══ MATERIAL SUPPLIED ══
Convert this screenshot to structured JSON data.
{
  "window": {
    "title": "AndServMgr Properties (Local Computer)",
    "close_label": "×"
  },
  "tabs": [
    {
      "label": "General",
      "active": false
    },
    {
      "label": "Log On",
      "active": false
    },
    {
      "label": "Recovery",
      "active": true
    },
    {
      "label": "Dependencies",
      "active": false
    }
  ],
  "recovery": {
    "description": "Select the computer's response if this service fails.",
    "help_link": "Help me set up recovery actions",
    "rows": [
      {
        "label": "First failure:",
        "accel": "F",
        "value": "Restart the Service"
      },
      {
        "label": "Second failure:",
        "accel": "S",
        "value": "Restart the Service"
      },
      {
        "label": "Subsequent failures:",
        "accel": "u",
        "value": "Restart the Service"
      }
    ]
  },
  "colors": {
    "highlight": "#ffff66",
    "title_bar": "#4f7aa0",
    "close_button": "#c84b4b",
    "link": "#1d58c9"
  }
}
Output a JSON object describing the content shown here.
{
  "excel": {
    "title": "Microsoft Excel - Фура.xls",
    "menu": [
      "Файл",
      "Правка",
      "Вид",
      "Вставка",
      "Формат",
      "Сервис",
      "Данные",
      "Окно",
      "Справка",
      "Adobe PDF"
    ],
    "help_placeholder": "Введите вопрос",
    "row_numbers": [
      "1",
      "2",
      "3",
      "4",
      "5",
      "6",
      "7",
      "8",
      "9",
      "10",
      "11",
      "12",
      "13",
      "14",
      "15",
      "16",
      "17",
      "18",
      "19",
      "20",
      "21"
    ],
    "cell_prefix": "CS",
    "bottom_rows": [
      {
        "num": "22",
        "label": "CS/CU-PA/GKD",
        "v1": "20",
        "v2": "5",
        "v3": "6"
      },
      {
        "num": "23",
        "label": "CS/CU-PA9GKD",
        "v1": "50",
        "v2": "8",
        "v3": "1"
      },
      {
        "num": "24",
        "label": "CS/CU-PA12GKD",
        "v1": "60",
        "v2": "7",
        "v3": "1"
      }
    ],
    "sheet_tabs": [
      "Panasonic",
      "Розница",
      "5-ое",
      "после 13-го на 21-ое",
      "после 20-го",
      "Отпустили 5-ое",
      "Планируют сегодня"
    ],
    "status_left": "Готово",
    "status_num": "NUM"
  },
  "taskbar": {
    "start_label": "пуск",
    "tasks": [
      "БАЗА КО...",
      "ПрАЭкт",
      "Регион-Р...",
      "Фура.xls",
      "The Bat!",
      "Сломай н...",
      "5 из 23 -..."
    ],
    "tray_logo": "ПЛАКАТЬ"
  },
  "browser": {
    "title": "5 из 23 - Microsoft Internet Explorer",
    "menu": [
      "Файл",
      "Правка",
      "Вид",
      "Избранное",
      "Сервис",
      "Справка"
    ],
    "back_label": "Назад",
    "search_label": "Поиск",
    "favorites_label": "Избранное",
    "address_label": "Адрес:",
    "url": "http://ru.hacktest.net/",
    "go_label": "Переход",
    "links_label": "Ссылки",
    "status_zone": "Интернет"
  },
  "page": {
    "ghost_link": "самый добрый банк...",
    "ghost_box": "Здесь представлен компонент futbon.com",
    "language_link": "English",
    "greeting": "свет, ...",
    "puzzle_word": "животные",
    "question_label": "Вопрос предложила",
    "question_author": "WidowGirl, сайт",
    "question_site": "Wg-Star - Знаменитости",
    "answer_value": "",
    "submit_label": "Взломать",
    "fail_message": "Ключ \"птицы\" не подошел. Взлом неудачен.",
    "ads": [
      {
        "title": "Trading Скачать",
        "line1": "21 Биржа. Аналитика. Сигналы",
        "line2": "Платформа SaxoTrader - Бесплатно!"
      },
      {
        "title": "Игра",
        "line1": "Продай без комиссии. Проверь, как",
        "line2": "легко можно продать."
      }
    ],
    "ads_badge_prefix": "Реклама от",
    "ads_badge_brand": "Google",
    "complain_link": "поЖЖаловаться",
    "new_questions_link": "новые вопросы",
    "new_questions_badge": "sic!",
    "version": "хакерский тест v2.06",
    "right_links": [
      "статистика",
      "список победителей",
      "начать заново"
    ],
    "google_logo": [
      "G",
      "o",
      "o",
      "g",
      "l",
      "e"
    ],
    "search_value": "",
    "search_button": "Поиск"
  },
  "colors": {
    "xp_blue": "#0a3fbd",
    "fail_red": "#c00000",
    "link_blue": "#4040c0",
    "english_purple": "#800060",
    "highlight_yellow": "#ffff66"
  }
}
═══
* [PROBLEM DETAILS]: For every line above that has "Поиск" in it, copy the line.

* [WRITTEN RESPONSE]:
    "search_label": "Поиск",
    "search_button": "Поиск"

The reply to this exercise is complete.